William Perry Pendley is the third high-ranking administration official that the courts have found likely to be working in violation of the Federal Vacancies Reform Act, a 1998 law governing how a president may appoint temporary officials.
Mr. Pendley, a former oil-industry lawyer, has ridiculed the established science of climate change and called for the sale of public lands. He has led the agency since August 2019 as “deputy director for programs and policy,” a title that David Bernhardt, the Interior secretary, augmented with, “exercising the authority of director.”
Under Mr. Pendley the bureau has approved dozens of land management plans and expanded oil and gas drilling in several states, including within the Bears Ears and Grand Staircase Escalante national monuments in Utah. He also has spearheaded moving the bureau from Washington, D.C., to Grand Junction, Colo., which many environmental groups believe is part of an effort to hollow out the agency.
In March, a judge for the United States District Court in Washington declared unlawful the appointment of Kenneth T. Cuccinelli II to lead the United States Citizenship and Immigration Services.
A different federal judge in Maryland later ruled that Chad F. Wolf is “likely” serving unlawfully as acting secretary of the Department of Homeland Security, a conclusion the Government Accountability Office had arrived at in August.
The court temporarily barred the Trump administration from enforcing new directives Mr. Cuccinelli and Mr. Wolf had issued imposing restrictions on asylum seekers.
In each case the administration has responded with defiance.
“We depend on an administration’s willingness to comply with the law, including judicial orders, findings of independent agencies, and congressional demands for information,” said Kathleen Clark, a government ethics expert at Washington University in St. Louis. “The Trump administration discovered it had a secret superpower, which was that it could fail to comply basically without consequences.”
Farther down the leadership chain, the president’s penchant for filling high-level jobs without Senate confirmation was causing confusion long before the coronavirus pandemic.“Confirmation hearings in the Senate are really important,” said Peter Jenkins, senior counsel for the Public Employees for Environmental Responsibility.“If they pass and get enough votes, it means they’re mainstream enough to satisfy both sides,” Mr. Jenkins said. By consistently bypassing the law, he said, “You get lower level, unqualified or fringe characters running the bureaus. The employee morale suffers, the performance of the agencies declines and the resources suffer.”

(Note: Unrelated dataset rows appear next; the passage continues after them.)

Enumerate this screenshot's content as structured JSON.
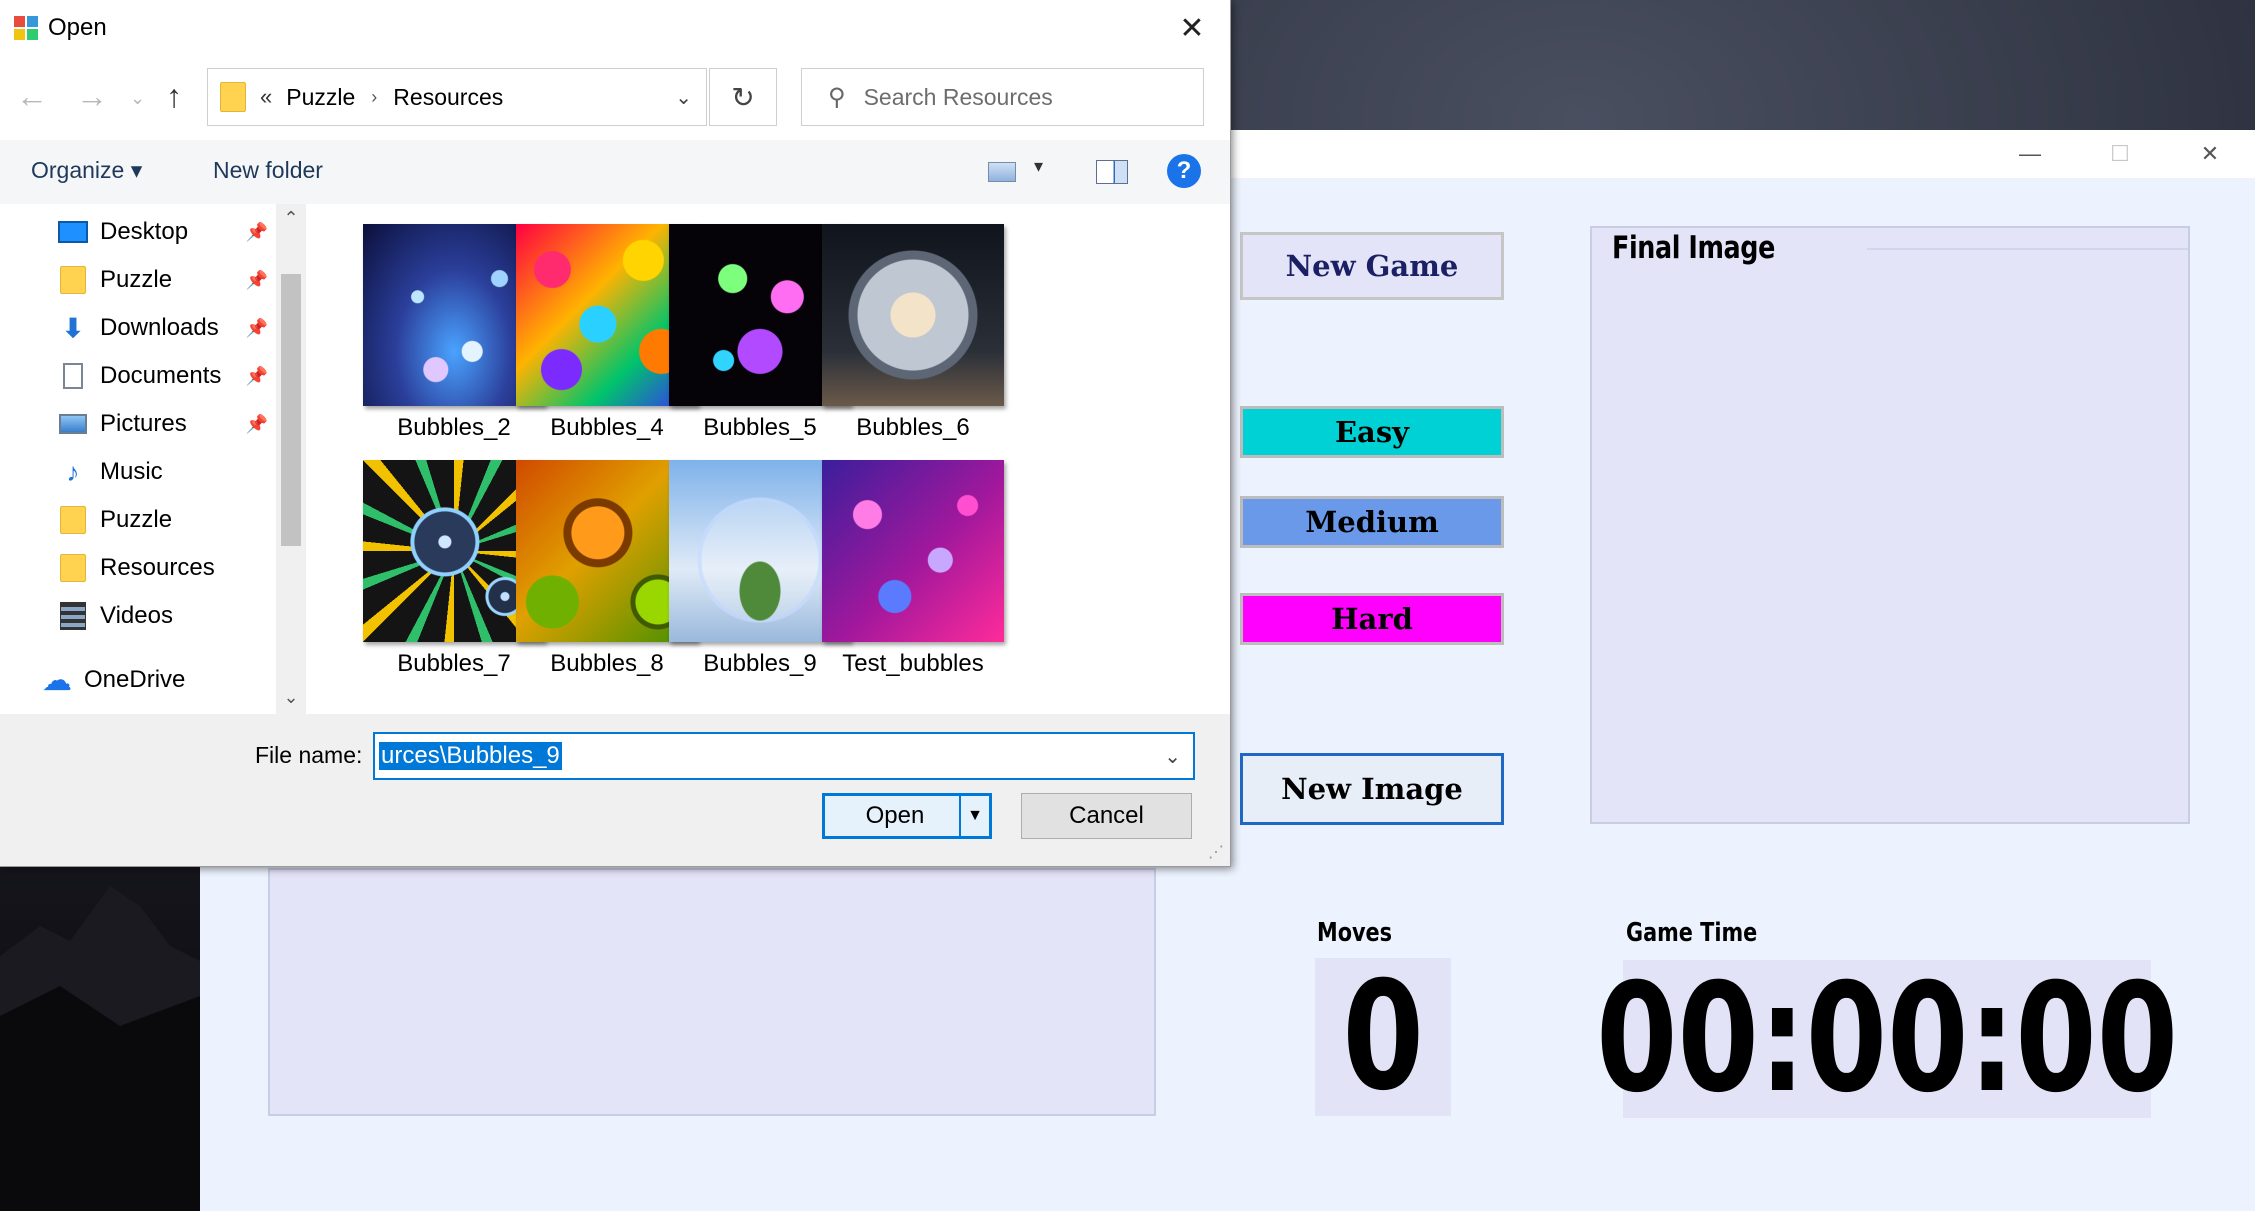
{
  "dialog": {
    "title": "Open",
    "close_icon": "close-icon",
    "breadcrumb": {
      "overflow": "«",
      "items": [
        "Puzzle",
        "Resources"
      ],
      "separator": "›"
    },
    "search_placeholder": "Search Resources",
    "toolbar": {
      "organize": "Organize ▾",
      "new_folder": "New folder",
      "help": "?"
    },
    "nav_items": [
      {
        "label": "Desktop",
        "icon": "desktop-icon",
        "pinned": true
      },
      {
        "label": "Puzzle",
        "icon": "folder-icon",
        "pinned": true
      },
      {
        "label": "Downloads",
        "icon": "downloads-icon",
        "pinned": true
      },
      {
        "label": "Documents",
        "icon": "documents-icon",
        "pinned": true
      },
      {
        "label": "Pictures",
        "icon": "pictures-icon",
        "pinned": true
      },
      {
        "label": "Music",
        "icon": "music-icon",
        "pinned": false
      },
      {
        "label": "Puzzle",
        "icon": "folder-icon",
        "pinned": false
      },
      {
        "label": "Resources",
        "icon": "folder-icon",
        "pinned": false
      },
      {
        "label": "Videos",
        "icon": "videos-icon",
        "pinned": false
      },
      {
        "label": "OneDrive",
        "icon": "onedrive-icon",
        "pinned": false
      }
    ],
    "files": [
      {
        "name": "Bubbles_2"
      },
      {
        "name": "Bubbles_4"
      },
      {
        "name": "Bubbles_5"
      },
      {
        "name": "Bubbles_6"
      },
      {
        "name": "Bubbles_7"
      },
      {
        "name": "Bubbles_8"
      },
      {
        "name": "Bubbles_9"
      },
      {
        "name": "Test_bubbles"
      }
    ],
    "file_name_label": "File name:",
    "file_name_value": "urces\\Bubbles_9",
    "open_button": "Open",
    "cancel_button": "Cancel"
  },
  "game": {
    "window_controls": {
      "minimize": "—",
      "maximize": "☐",
      "close": "✕"
    },
    "buttons": {
      "new_game": "New Game",
      "easy": "Easy",
      "medium": "Medium",
      "hard": "Hard",
      "new_image": "New Image"
    },
    "final_image_label": "Final Image",
    "moves_label": "Moves",
    "moves_value": "0",
    "game_time_label": "Game Time",
    "game_time_value": "00:00:00"
  },
  "colors": {
    "accent": "#0078d7",
    "easy": "#00d1d4",
    "medium": "#6a99ea",
    "hard": "#ff00ff",
    "game_background": "#edf3fe",
    "panel": "#e4e4f8"
  }
}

Sorry, it’s a pay site, but I’ve put up most of the meat of the article.
The Hill also has an article on the situation, focusing solely on Pendley